Book: Indian Summer
Subtitle: The Forgotten Story of Louis Sockalexis, the First Native American in Major League Baseball
Author: Brian McDonald
Being a baseball player and a fan of baseball stories from our past, I found the book “Indian Summer” to hit a home run in many ways.
The author, Brian McDonald, who also wrote “My Father’s Gun,” understood the story of Louis Sockalexis so well that the facts and details are impeccable. It makes this book such a great read. Baseball is and always will be considered America’s past-time and this sad but interesting story epitomizes the traumatic and ever-so impacting late 19th century.
It would be a sin to go through the details of the story and spoil the read, so it is my job to explain the general plot behind the story without ruining it for the readers. The story starts considerably slow but it is critical in order for the reader to get an idea of what not only Louis Sockalexis was experiencing as a Native American, but the entire nation as well.
The tale unfolds against the backdrop of the closing frontier, the final destruction of Indian resistance, the removal of Native American children to Indian schools for “civilizing,” newspaper chains’ circulation wars, and the beginning of baseball as America’s past-time and what is known to this day as the Golden Age.
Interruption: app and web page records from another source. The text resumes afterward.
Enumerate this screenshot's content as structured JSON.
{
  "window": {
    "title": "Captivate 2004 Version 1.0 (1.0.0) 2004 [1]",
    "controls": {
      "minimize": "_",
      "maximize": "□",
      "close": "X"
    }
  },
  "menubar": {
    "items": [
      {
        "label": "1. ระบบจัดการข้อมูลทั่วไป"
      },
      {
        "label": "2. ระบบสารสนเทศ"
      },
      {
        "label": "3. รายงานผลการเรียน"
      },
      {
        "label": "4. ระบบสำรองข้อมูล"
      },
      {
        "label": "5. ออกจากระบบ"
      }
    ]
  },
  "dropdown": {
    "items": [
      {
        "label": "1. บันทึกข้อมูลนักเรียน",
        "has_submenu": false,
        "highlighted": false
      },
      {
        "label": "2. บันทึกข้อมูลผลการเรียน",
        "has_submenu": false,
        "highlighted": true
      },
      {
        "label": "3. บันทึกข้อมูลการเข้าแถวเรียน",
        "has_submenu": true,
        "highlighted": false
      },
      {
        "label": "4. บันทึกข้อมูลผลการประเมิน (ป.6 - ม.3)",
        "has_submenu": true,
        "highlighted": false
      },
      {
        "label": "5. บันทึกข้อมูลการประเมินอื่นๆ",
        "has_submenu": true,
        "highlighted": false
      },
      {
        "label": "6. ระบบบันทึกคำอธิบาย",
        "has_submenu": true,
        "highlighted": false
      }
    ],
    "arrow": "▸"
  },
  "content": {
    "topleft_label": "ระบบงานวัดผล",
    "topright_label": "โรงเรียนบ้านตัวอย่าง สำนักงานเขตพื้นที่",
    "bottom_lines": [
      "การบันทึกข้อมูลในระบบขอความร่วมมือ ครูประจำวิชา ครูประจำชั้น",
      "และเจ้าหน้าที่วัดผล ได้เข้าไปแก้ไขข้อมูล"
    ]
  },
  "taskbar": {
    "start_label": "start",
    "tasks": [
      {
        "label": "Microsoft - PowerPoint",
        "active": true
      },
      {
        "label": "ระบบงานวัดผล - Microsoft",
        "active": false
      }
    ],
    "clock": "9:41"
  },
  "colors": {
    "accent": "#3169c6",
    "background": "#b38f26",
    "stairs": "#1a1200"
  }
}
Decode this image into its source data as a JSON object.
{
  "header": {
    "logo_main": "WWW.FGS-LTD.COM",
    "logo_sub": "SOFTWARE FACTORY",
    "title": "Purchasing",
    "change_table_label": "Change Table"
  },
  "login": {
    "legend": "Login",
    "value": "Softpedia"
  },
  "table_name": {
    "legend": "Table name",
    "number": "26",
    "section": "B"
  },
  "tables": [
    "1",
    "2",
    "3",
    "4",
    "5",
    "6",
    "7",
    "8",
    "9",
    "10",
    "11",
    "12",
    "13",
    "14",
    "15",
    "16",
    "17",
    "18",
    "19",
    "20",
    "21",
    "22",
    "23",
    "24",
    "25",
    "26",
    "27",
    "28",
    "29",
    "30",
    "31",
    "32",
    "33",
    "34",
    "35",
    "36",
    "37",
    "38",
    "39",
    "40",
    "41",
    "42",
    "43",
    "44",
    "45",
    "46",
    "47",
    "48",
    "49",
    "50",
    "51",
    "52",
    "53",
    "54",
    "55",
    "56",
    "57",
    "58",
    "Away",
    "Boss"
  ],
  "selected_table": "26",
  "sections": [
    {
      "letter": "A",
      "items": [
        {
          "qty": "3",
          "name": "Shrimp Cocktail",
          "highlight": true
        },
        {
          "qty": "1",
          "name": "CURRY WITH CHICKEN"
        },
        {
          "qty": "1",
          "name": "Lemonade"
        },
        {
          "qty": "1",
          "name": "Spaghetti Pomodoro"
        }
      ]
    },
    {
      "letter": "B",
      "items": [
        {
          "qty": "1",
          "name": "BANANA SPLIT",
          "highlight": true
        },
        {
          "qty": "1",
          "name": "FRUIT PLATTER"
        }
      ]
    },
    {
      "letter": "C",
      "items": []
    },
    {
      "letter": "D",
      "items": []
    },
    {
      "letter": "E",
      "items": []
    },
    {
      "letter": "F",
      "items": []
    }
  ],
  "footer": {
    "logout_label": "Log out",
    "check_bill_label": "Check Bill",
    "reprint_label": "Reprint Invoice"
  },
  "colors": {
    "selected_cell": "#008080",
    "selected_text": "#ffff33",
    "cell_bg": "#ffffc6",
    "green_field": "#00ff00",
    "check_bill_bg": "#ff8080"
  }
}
Sockalexis, from the Penobscot tribe of Maine, is considered to be the first Native American to play in the “Big Leagues,” meaning Major League Baseball. Sockalexis was also praised by some baseball experts as the greatest outfielder in history. But his career was short, just shy of three years, in which he created a name for himself in just half of a summer.
A great fielder, hitter and thrower, he was also a great drinker. “Sockalexis was the toast of Cleveland nightlife. His downfall came swiftly with an injury sustained leaping from the window of a house of ill repute as well as prodigious drinking,” noted Luke Salisbury, a baseball advocate and critic of Brian McDonald’s “Indian Summer.”
One aspect that caught my attention while reading this book and intrigued me was that Louis Sockalexis was recruited in 1897 by the Cleveland Spiders as a first baseman. He was just less than 6 feet tall, weighed about 200 pounds and, at a young age of 21 years old, “he towered over the other players,” Brian McDonald writes.
To be considered to “blaze across the baseball sky as a true, and tragic, supernova” at just 21 years of age is quite an honor. Overall, the story is well-documented by McDonald, who is sensitive to the racial climate of the time and to the perils of alcohol. Though the writing sometimes relies on a few too many baseball clichés, this book is very, very good.